NCECBVI offers instruction through the Young Adult Living Unit (Y.A.L.U.) program. The purpose of the Y.A.L.U. program is to give consistent and comprehensive instruction in skills used for success in everyday adult life. It provides individualized instruction for each student developing their potential to the highest level of independence.

There are currently four Young Adult Living Units housed in the NCECBVI dormitory. These units consist of a kitchen, bedroom, living and dining area, and private bathroom. One unit has been specifically designed with wheelchair accommodations. This program is available for qualified students enrolled in the NCECEBVI center based program as well as qualified students in Nebraska who are being served through the NCECBVI outreach department. Students will receive related instruction during their school day as well as in the Y.A.L.U. in the evening hours. Students are less supervised in the Y.A.L.U. program than in the dormitory and receive scheduled and unscheduled supervisory visits by the NCECBVI staff.

 

Y.A.L.U.’s Program Goals

The students will…

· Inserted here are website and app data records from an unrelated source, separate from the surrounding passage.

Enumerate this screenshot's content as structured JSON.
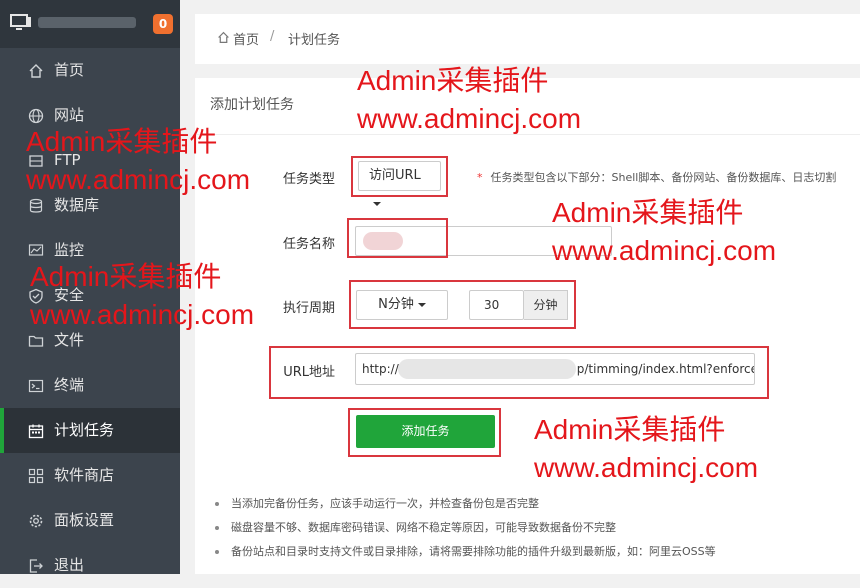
{
  "sidebar": {
    "badge_count": "0",
    "items": [
      {
        "label": "首页",
        "icon": "home-icon"
      },
      {
        "label": "网站",
        "icon": "globe-icon"
      },
      {
        "label": "FTP",
        "icon": "ftp-icon"
      },
      {
        "label": "数据库",
        "icon": "database-icon"
      },
      {
        "label": "监控",
        "icon": "monitor-chart-icon"
      },
      {
        "label": "安全",
        "icon": "shield-icon"
      },
      {
        "label": "文件",
        "icon": "folder-icon"
      },
      {
        "label": "终端",
        "icon": "terminal-icon"
      },
      {
        "label": "计划任务",
        "icon": "calendar-icon",
        "active": true
      },
      {
        "label": "软件商店",
        "icon": "apps-grid-icon"
      },
      {
        "label": "面板设置",
        "icon": "gear-icon"
      },
      {
        "label": "退出",
        "icon": "logout-icon"
      }
    ]
  },
  "breadcrumb": {
    "home": "首页",
    "separator": "/",
    "current": "计划任务"
  },
  "form": {
    "title": "添加计划任务",
    "task_type": {
      "label": "任务类型",
      "value": "访问URL",
      "hint_star": "*",
      "hint": "任务类型包含以下部分：Shell脚本、备份网站、备份数据库、日志切割"
    },
    "task_name": {
      "label": "任务名称",
      "value": ""
    },
    "period": {
      "label": "执行周期",
      "unit_select": "N分钟",
      "value": "30",
      "addon": "分钟"
    },
    "url": {
      "label": "URL地址",
      "prefix": "http://",
      "suffix": "p/timming/index.html?enforce="
    },
    "submit_label": "添加任务"
  },
  "notes": [
    "当添加完备份任务，应该手动运行一次，并检查备份包是否完整",
    "磁盘容量不够、数据库密码错误、网络不稳定等原因，可能导致数据备份不完整",
    "备份站点和目录时支持文件或目录排除，请将需要排除功能的插件升级到最新版，如：阿里云OSS等"
  ],
  "watermarks": [
    {
      "line1": "Admin采集插件",
      "line2": "www.admincj.com"
    },
    {
      "line1": "Admin采集插件",
      "line2": "www.admincj.com"
    },
    {
      "line1": "Admin采集插件",
      "line2": "www.admincj.com"
    },
    {
      "line1": "Admin采集插件",
      "line2": "www.admincj.com"
    },
    {
      "line1": "Admin采集插件",
      "line2": "www.admincj.com"
    }
  ],
  "colors": {
    "sidebar_bg": "#3c444d",
    "accent_green": "#20a53a",
    "badge_orange": "#f0702f",
    "highlight_red": "#d9363e"
  }
}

  • demonstrate an understanding of personal life and transition issues.
  • demonstrate an understanding of the implications of their visual impairment and strategies for vision enhancement.
  • demonstrate effective communication skills.
  • demonstrate the ability to utilize functional math skills.
  • demonstrate an understanding of how to secure and maintain housing.
  • demonstrate appropriate techniques used in clothing care and food preparation.
  • demonstrate knowledge and appropriate health and safety techniques.
  • demonstrate an understanding of employment and/or post-secondary options.
  • demonstrate knowledge and use of technology.
  • demonstrate personal management and self-advocacy skills.
  • utilize a variety of personal and community resources to increase independence and leisure skills.
  • utilize disability-specific resources.

 

If you have other questions, feel free to email Audrey Graves at agraves@esu4.net. You may also call us at 1-800-826-4355.